- WORK ORDER
Print every record word for word.

- Website and app data records
* * * * * * *

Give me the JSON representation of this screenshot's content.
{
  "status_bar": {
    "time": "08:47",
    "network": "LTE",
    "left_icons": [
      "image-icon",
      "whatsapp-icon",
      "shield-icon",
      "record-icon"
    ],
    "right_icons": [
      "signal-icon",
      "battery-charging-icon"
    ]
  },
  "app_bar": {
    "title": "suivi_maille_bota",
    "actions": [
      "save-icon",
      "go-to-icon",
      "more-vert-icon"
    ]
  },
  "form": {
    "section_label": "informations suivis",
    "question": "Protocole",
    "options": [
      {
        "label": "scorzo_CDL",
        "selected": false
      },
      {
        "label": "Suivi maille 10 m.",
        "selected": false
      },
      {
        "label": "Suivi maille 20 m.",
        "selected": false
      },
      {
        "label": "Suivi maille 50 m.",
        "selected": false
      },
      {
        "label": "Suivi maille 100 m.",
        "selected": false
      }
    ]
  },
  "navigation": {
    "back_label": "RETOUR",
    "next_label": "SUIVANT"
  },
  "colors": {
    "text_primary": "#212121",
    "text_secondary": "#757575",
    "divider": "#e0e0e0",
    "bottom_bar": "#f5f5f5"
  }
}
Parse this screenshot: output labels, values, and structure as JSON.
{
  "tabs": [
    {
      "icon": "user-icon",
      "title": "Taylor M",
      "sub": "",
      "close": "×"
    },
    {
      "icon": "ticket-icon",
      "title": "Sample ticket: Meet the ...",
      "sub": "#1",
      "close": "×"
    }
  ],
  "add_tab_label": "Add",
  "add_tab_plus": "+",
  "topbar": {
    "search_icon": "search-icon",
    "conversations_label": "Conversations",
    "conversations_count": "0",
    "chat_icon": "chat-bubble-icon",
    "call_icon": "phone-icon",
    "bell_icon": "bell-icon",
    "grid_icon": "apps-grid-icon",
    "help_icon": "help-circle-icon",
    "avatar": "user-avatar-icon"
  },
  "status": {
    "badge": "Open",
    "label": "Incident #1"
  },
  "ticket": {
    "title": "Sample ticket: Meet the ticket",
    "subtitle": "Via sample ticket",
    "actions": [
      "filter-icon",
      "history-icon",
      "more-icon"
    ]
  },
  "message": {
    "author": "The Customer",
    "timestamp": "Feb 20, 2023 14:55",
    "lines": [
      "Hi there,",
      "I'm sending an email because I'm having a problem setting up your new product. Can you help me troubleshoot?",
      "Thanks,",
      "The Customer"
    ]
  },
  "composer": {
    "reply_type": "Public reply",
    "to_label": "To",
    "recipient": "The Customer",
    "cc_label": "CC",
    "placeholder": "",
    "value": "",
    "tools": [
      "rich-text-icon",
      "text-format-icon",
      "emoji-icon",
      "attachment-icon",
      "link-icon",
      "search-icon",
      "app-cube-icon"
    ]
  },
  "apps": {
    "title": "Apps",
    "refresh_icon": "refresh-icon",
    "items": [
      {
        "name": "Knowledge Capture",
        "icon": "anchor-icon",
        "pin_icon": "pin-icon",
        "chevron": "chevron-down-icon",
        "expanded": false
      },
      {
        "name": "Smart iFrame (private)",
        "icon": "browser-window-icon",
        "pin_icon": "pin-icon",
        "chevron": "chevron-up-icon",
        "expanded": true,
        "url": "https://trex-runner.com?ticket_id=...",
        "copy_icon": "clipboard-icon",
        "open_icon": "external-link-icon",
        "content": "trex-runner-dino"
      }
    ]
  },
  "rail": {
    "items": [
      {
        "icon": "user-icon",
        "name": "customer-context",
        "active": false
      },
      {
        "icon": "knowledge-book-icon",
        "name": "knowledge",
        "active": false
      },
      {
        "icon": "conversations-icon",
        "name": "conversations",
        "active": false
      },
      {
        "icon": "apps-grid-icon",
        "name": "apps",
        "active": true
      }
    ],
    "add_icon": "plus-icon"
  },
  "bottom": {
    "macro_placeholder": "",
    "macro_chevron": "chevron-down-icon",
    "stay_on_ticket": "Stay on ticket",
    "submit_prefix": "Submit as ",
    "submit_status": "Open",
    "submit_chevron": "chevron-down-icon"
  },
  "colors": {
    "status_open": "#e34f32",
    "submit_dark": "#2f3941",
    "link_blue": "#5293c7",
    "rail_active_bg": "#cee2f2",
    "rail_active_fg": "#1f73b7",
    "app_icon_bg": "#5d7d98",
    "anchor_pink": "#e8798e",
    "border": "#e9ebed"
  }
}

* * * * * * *

- RESULT
Give me the JSON representation of this screenshot's content.
{
  "status_bar": {
    "time": "08:47",
    "network": "LTE",
    "left_icons": [
      "image-icon",
      "whatsapp-icon",
      "shield-icon",
      "record-icon"
    ],
    "right_icons": [
      "signal-icon",
      "battery-charging-icon"
    ]
  },
  "app_bar": {
    "title": "suivi_maille_bota",
    "actions": [
      "save-icon",
      "go-to-icon",
      "more-vert-icon"
    ]
  },
  "form": {
    "section_label": "informations suivis",
    "question": "Protocole",
    "options": [
      {
        "label": "scorzo_CDL",
        "selected": false
      },
      {
        "label": "Suivi maille 10 m.",
        "selected": false
      },
      {
        "label": "Suivi maille 20 m.",
        "selected": false
      },
      {
        "label": "Suivi maille 50 m.",
        "selected": false
      },
      {
        "label": "Suivi maille 100 m.",
        "selected": false
      }
    ]
  },
  "navigation": {
    "back_label": "RETOUR",
    "next_label": "SUIVANT"
  },
  "colors": {
    "text_primary": "#212121",
    "text_secondary": "#757575",
    "divider": "#e0e0e0",
    "bottom_bar": "#f5f5f5"
  }
}
Parse this screenshot: output labels, values, and structure as JSON.
{
  "tabs": [
    {
      "icon": "user-icon",
      "title": "Taylor M",
      "sub": "",
      "close": "×"
    },
    {
      "icon": "ticket-icon",
      "title": "Sample ticket: Meet the ...",
      "sub": "#1",
      "close": "×"
    }
  ],
  "add_tab_label": "Add",
  "add_tab_plus": "+",
  "topbar": {
    "search_icon": "search-icon",
    "conversations_label": "Conversations",
    "conversations_count": "0",
    "chat_icon": "chat-bubble-icon",
    "call_icon": "phone-icon",
    "bell_icon": "bell-icon",
    "grid_icon": "apps-grid-icon",
    "help_icon": "help-circle-icon",
    "avatar": "user-avatar-icon"
  },
  "status": {
    "badge": "Open",
    "label": "Incident #1"
  },
  "ticket": {
    "title": "Sample ticket: Meet the ticket",
    "subtitle": "Via sample ticket",
    "actions": [
      "filter-icon",
      "history-icon",
      "more-icon"
    ]
  },
  "message": {
    "author": "The Customer",
    "timestamp": "Feb 20, 2023 14:55",
    "lines": [
      "Hi there,",
      "I'm sending an email because I'm having a problem setting up your new product. Can you help me troubleshoot?",
      "Thanks,",
      "The Customer"
    ]
  },
  "composer": {
    "reply_type": "Public reply",
    "to_label": "To",
    "recipient": "The Customer",
    "cc_label": "CC",
    "placeholder": "",
    "value": "",
    "tools": [
      "rich-text-icon",
      "text-format-icon",
      "emoji-icon",
      "attachment-icon",
      "link-icon",
      "search-icon",
      "app-cube-icon"
    ]
  },
  "apps": {
    "title": "Apps",
    "refresh_icon": "refresh-icon",
    "items": [
      {
        "name": "Knowledge Capture",
        "icon": "anchor-icon",
        "pin_icon": "pin-icon",
        "chevron": "chevron-down-icon",
        "expanded": false
      },
      {
        "name": "Smart iFrame (private)",
        "icon": "browser-window-icon",
        "pin_icon": "pin-icon",
        "chevron": "chevron-up-icon",
        "expanded": true,
        "url": "https://trex-runner.com?ticket_id=...",
        "copy_icon": "clipboard-icon",
        "open_icon": "external-link-icon",
        "content": "trex-runner-dino"
      }
    ]
  },
  "rail": {
    "items": [
      {
        "icon": "user-icon",
        "name": "customer-context",
        "active": false
      },
      {
        "icon": "knowledge-book-icon",
        "name": "knowledge",
        "active": false
      },
      {
        "icon": "conversations-icon",
        "name": "conversations",
        "active": false
      },
      {
        "icon": "apps-grid-icon",
        "name": "apps",
        "active": true
      }
    ],
    "add_icon": "plus-icon"
  },
  "bottom": {
    "macro_placeholder": "",
    "macro_chevron": "chevron-down-icon",
    "stay_on_ticket": "Stay on ticket",
    "submit_prefix": "Submit as ",
    "submit_status": "Open",
    "submit_chevron": "chevron-down-icon"
  },
  "colors": {
    "status_open": "#e34f32",
    "submit_dark": "#2f3941",
    "link_blue": "#5293c7",
    "rail_active_bg": "#cee2f2",
    "rail_active_fg": "#1f73b7",
    "app_icon_bg": "#5d7d98",
    "anchor_pink": "#e8798e",
    "border": "#e9ebed"
  }
}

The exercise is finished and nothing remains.